══ MATERIAL FOR THIS TASK

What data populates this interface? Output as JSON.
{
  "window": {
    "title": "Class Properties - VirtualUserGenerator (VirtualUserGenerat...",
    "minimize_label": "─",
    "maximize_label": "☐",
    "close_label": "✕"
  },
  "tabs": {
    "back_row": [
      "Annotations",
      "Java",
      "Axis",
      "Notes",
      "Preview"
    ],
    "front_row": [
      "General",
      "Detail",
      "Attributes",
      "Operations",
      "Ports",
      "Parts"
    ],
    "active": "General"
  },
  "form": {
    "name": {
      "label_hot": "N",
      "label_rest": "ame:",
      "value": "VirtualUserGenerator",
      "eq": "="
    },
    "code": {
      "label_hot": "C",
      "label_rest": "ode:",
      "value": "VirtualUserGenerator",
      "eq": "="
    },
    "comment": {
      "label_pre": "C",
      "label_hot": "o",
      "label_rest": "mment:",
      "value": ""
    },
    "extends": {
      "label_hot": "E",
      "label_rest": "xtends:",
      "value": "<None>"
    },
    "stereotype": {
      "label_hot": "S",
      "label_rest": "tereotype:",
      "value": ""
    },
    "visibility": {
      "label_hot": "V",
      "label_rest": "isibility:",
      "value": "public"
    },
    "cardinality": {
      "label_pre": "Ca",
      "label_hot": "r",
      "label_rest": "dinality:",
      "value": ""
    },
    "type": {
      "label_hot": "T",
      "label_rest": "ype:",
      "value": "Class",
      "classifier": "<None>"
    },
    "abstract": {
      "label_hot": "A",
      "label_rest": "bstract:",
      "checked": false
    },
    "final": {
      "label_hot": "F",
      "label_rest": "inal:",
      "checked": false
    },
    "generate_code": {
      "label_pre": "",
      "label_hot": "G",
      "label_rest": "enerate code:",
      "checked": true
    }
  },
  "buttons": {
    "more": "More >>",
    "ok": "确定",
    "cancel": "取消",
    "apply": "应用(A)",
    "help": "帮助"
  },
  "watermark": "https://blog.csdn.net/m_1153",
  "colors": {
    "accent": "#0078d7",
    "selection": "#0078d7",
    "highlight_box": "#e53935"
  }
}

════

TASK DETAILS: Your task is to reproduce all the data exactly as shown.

EXERCISE SOLUTION:
What data populates this interface? Output as JSON.
{
  "window": {
    "title": "Class Properties - VirtualUserGenerator (VirtualUserGenerat...",
    "minimize_label": "─",
    "maximize_label": "☐",
    "close_label": "✕"
  },
  "tabs": {
    "back_row": [
      "Annotations",
      "Java",
      "Axis",
      "Notes",
      "Preview"
    ],
    "front_row": [
      "General",
      "Detail",
      "Attributes",
      "Operations",
      "Ports",
      "Parts"
    ],
    "active": "General"
  },
  "form": {
    "name": {
      "label_hot": "N",
      "label_rest": "ame:",
      "value": "VirtualUserGenerator",
      "eq": "="
    },
    "code": {
      "label_hot": "C",
      "label_rest": "ode:",
      "value": "VirtualUserGenerator",
      "eq": "="
    },
    "comment": {
      "label_pre": "C",
      "label_hot": "o",
      "label_rest": "mment:",
      "value": ""
    },
    "extends": {
      "label_hot": "E",
      "label_rest": "xtends:",
      "value": "<None>"
    },
    "stereotype": {
      "label_hot": "S",
      "label_rest": "tereotype:",
      "value": ""
    },
    "visibility": {
      "label_hot": "V",
      "label_rest": "isibility:",
      "value": "public"
    },
    "cardinality": {
      "label_pre": "Ca",
      "label_hot": "r",
      "label_rest": "dinality:",
      "value": ""
    },
    "type": {
      "label_hot": "T",
      "label_rest": "ype:",
      "value": "Class",
      "classifier": "<None>"
    },
    "abstract": {
      "label_hot": "A",
      "label_rest": "bstract:",
      "checked": false
    },
    "final": {
      "label_hot": "F",
      "label_rest": "inal:",
      "checked": false
    },
    "generate_code": {
      "label_pre": "",
      "label_hot": "G",
      "label_rest": "enerate code:",
      "checked": true
    }
  },
  "buttons": {
    "more": "More >>",
    "ok": "确定",
    "cancel": "取消",
    "apply": "应用(A)",
    "help": "帮助"
  },
  "watermark": "https://blog.csdn.net/m_1153",
  "colors": {
    "accent": "#0078d7",
    "selection": "#0078d7",
    "highlight_box": "#e53935"
  }
}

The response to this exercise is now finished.